You're forgetting a lot of downsides of the U.S. system, and the fact that individual states do have referendums, and you're oversimplifying the UK system.
David Cameron wasn't ousted, he pushed hard for a specific outcome in the referendum, and he lost. The voters rejected a deal he had negotiated, and a policy he willingly bet his premiership on. All that said, he could have stayed as long as the Conservative party wanted him, but it's reasonable for him to step down after losing.
The vote itself also wasn't binding, it's up to Parliament to execute it. This wasn't a law that was passed by referendum. Unlike in the U.S., Parliament (technically the "Queen in Parliament") is supreme in the UK, and can change any law it wants. There's no written constitution, and thus not really the concept of an "unconstitutional" law. The PM is elected by a majority of parliament. This system means that a government usually can get its manifesto legislation passed, and it's easier to hold a government responsible for keeping its promises. The U.S. system can allow for years of deadlock, and whereas an independent commission is responsible for defining constituency boundaries in the UK, they're set by politicians in the U.S. If a party can gain control of the legislature of a state (quick - name any member of your state legislature), it can effectively control that state's seats in Congress for a decade. All of this lends a lot more legitimacy to the UK government.

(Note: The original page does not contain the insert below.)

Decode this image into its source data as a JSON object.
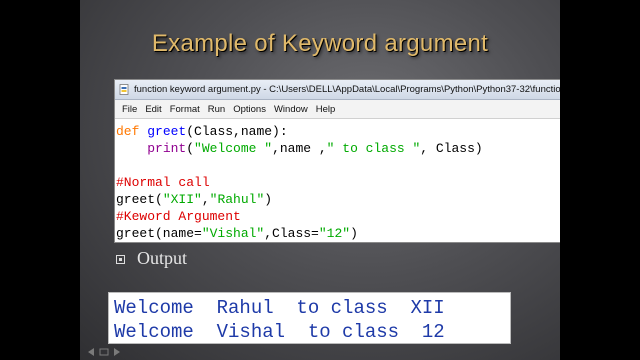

So yes, getting things done in the U.S. system is harder, and it's easier for a few states to block legislation. That doesn't mean the U.S. system has greater legitimacy, quite the opposite. The state governments are barely accountable for their actions, and even a party with strong popular support can fail to get its legislation passed thanks to the byzantine electoral system.